Reishi is not only useful for the emotional and spiritual levels of the mind, but also for sharpening cognitive and intellectual abilities and improving concentration and focus. Ardigò comments:

“Ganoderma has also been used at a mental and psychological level, to reduce lapses in concentration, to sharpen intelligence, to improve memory, to strengthen will-power, to relax a distressed and restless mind” (Ardigò: 2017, 258)

Other uses of reishi include: coronary heart disease, heart arrhythmias, feelings of tightness and constriction in the chest, chronic asthma and bronchitis, altitude sickness, vertigo, hypertension, high cholesterol, insomnia, diabetes, hepatitis, cancer, allergies, chronic fatigue syndrome and a variety of conditions involving chronic pain (Mangialavori: 2017, 284 – 285).

Looking into the Future

The future is bright when it comes to medicinal mushrooms. Every year, a greater number of people are becoming involved with the powerful medicine from the kingdom of fungi. From mushroom cultivation to mycoremediation (the use of fungi to help repair and restore damaged and polluted ecosystems), from the treatment of cancer and diabetes to complex emotional and psychological conditions, mushroom medicine can no longer be ignored. More than a passing trend, mushroom medicine is being shown, both by practitioners of natural healing and research scientists from around the world, to offer sustainable and lasting solutions to a wide variety of personal and social health problems. A great deal more will be revealed to us in the years to come as clinical and scientific exploration moves forward and continues to expand in novel and exciting directions.
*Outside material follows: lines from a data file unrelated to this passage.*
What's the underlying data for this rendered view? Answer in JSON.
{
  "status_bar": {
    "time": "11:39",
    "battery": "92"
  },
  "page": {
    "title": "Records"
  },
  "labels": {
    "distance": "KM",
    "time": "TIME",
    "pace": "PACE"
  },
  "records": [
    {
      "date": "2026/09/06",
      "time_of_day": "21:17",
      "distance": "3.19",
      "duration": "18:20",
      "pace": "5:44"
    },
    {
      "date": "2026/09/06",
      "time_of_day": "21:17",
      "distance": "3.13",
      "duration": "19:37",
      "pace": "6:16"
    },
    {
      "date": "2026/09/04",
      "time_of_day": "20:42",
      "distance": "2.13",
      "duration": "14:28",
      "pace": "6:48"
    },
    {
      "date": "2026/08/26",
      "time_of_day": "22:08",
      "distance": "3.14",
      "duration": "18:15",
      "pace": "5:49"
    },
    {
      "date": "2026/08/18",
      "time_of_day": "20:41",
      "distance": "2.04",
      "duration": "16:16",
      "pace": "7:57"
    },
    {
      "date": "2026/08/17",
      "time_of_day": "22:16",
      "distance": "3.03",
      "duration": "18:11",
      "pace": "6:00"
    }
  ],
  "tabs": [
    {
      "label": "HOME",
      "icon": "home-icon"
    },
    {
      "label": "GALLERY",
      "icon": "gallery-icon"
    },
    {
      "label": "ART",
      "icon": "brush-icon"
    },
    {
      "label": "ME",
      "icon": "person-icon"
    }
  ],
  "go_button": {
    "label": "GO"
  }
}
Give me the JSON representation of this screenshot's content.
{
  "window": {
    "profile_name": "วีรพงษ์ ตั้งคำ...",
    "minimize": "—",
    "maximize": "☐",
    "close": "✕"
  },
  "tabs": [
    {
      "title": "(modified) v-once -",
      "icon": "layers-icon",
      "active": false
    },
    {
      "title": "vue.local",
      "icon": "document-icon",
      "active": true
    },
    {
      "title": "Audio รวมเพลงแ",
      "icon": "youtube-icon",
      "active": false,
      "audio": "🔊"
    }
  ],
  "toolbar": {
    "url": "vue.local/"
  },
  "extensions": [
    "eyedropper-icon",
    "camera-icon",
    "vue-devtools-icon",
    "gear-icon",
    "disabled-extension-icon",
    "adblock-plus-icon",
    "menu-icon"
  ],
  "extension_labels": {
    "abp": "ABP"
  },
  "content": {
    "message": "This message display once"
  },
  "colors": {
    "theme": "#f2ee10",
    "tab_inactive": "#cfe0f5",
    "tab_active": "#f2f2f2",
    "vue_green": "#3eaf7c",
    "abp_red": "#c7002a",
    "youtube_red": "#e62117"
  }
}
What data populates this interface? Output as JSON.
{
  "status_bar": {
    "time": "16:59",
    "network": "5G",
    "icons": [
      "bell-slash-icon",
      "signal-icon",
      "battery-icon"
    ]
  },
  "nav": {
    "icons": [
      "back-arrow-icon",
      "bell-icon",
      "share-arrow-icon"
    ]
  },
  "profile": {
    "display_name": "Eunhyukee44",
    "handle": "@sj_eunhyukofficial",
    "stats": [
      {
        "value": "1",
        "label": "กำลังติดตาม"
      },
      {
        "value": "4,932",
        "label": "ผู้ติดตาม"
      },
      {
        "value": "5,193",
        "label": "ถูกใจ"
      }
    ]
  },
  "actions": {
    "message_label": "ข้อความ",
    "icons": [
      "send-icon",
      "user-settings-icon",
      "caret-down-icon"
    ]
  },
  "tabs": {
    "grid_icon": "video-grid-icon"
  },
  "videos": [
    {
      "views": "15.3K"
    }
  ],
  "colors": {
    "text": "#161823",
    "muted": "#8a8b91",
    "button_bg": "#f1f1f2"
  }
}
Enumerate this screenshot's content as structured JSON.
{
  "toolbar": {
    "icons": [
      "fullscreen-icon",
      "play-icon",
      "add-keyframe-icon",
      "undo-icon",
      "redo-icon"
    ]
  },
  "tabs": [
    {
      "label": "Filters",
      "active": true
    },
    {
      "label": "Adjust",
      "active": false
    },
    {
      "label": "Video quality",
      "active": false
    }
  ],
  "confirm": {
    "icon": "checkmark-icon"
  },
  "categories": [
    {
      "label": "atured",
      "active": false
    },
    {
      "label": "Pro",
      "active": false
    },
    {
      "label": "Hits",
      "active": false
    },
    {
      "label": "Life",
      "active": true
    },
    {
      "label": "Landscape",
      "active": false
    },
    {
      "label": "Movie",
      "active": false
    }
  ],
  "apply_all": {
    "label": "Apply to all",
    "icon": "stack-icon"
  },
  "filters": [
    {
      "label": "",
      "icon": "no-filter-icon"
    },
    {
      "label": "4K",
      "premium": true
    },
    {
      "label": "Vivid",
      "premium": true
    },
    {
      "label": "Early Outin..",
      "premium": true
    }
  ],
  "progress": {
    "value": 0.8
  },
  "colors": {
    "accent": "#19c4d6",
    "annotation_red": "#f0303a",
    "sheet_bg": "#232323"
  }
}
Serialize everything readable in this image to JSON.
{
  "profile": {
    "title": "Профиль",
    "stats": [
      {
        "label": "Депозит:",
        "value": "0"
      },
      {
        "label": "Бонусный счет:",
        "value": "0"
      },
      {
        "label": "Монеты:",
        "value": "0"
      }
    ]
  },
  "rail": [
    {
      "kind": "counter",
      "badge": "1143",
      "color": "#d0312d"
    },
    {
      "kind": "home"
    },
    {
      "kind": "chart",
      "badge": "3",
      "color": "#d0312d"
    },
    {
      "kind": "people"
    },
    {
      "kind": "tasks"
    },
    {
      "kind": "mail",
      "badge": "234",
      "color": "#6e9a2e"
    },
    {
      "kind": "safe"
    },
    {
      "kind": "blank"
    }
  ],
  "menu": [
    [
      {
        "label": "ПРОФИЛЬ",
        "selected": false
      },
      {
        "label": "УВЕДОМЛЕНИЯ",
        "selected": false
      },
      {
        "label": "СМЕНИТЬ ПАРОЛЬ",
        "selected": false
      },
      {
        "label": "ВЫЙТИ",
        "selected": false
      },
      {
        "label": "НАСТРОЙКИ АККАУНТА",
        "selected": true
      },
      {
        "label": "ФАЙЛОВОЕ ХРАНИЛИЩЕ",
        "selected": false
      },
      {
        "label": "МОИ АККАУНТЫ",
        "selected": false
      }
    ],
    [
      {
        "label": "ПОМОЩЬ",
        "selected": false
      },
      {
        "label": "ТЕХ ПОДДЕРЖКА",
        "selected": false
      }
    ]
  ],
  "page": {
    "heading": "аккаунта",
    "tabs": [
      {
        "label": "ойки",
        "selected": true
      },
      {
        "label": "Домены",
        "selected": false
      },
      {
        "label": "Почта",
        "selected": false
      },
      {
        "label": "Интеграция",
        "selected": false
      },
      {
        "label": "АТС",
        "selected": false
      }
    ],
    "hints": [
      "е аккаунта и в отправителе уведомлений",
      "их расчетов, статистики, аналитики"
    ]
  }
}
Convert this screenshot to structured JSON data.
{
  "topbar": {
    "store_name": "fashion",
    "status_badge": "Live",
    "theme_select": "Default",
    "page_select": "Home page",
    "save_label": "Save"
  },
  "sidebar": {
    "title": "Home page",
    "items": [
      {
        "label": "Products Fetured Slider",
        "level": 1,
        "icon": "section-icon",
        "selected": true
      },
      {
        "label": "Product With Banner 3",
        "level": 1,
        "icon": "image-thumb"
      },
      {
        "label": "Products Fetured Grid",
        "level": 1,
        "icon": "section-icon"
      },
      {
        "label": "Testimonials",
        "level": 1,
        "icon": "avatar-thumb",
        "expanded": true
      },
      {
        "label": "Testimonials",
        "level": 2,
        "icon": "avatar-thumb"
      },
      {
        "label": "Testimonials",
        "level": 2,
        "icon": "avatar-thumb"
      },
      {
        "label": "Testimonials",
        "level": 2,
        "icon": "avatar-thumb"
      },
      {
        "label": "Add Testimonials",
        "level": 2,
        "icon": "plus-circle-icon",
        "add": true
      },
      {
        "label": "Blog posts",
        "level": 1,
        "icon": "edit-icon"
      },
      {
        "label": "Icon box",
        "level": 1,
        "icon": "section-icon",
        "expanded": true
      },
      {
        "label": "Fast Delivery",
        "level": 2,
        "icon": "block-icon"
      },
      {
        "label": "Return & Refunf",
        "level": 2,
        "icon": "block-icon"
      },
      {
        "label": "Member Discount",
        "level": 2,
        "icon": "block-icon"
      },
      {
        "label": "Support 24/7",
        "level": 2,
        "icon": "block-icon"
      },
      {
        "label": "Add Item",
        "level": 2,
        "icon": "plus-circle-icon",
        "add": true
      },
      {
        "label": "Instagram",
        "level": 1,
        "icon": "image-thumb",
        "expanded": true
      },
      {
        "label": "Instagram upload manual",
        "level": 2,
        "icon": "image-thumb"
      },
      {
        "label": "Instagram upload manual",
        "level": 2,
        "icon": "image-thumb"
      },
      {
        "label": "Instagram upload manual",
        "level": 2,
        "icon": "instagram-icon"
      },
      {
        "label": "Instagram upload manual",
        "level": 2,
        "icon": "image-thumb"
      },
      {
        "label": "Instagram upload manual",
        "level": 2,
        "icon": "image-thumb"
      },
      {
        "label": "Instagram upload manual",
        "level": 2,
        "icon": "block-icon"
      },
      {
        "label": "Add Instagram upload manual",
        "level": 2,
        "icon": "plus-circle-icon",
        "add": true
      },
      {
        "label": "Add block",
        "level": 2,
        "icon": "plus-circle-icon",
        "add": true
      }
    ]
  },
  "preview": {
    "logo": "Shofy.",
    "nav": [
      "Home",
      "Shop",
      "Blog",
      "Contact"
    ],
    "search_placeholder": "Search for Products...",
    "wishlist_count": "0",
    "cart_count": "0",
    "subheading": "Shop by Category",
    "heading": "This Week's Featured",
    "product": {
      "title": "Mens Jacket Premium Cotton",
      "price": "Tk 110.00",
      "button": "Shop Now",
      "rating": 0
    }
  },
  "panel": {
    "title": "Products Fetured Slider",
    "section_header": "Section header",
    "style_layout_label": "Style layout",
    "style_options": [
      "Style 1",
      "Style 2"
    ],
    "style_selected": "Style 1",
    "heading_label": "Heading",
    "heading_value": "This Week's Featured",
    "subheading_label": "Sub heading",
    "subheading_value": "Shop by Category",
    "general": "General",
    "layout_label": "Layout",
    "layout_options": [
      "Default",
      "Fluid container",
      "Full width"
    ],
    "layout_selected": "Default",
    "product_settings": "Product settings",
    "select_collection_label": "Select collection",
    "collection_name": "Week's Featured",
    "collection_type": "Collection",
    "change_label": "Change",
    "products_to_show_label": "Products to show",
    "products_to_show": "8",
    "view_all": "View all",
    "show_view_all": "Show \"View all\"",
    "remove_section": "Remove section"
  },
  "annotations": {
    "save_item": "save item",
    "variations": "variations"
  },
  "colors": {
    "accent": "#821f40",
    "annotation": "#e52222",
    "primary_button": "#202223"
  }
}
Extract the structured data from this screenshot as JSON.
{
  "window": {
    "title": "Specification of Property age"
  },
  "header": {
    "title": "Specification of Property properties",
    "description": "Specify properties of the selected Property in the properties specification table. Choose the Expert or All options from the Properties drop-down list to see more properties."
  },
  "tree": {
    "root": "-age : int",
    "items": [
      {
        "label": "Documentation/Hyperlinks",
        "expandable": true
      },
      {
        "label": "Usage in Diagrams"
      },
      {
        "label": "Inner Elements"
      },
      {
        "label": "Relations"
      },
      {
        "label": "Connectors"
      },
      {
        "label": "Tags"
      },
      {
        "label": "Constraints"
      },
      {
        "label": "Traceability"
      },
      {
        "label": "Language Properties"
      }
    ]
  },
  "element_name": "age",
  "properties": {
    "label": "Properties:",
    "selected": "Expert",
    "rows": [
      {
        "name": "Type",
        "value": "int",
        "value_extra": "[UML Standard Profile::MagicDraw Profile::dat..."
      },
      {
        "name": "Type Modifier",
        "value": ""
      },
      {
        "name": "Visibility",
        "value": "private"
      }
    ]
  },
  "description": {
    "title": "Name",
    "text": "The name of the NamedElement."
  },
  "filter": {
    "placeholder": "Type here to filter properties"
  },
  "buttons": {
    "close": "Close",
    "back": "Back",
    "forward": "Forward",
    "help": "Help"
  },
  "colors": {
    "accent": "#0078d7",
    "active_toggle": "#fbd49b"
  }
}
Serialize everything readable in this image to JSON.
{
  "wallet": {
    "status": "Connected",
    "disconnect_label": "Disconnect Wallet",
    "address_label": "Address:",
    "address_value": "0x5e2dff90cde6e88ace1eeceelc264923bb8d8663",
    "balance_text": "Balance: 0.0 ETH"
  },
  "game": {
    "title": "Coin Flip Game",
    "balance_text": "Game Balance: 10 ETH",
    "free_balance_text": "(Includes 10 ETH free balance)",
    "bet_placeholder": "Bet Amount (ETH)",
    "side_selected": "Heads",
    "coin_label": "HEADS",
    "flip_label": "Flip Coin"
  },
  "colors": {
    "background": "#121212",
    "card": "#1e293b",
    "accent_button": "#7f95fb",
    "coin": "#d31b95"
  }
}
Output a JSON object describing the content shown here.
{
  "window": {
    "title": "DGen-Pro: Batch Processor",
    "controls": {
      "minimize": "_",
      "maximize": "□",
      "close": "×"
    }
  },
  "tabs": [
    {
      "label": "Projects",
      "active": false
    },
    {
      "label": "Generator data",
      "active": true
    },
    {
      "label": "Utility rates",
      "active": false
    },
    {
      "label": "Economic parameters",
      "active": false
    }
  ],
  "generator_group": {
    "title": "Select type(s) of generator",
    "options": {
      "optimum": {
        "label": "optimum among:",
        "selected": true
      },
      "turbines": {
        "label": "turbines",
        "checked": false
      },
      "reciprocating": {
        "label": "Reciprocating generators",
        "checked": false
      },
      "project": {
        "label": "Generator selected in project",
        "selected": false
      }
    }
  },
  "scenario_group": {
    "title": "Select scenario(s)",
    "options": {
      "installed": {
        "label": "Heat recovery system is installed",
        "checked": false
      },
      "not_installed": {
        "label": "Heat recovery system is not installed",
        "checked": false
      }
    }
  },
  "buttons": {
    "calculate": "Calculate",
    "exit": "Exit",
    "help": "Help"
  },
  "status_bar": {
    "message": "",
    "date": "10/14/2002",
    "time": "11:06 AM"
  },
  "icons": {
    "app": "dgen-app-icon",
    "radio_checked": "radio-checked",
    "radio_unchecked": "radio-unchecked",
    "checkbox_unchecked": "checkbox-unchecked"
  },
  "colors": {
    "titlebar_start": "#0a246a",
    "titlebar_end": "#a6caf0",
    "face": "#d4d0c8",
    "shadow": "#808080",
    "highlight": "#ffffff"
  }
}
yellow forest mushrooms

References and Recommended Titles:

  • Ardigò, Walter. Healing With Medicinal Mushrooms: A Practical Handbook. Self published: 2017.
  • Bray, Richard. Medicinal Mushrooms: A Practical Guide to Healing Mushrooms. Hamburg: Monkey Publishing, 2020.
  • Mangialavori, Massimo. Materia Medica Clinica vol. 2: Fungi. South Carolina: CreateSpace, 2017.
  • McCoy, Peter. Radical Mycology: A Treatise On Seeing And Working With Fungi. Portland: ‎ Chthaeus Press, 2016.
  • Rogers, Robert. The Fungal Pharmacy: The Complete Guide to Medicinal Mushrooms and Lichens of North America. Berkley: North Atlantic Books, 2011.
  • Sheldrake, Merlin. Entangled Life: How Fungi Make Our Worlds, Change Our Minds & Shape Our Futures. New York: Random House, 2021.
  • Stamets, Paul. Mycelium Running: How Mushrooms Can Help Save the World. Berkeley: Ten Speed Press, 2005.
  • Teeguarden, Ron. The Ancient Wisdom of the Chinese Tonic Herbs. New York: Grand Central Publishing, 2000.

Photos Provided by Serena Mor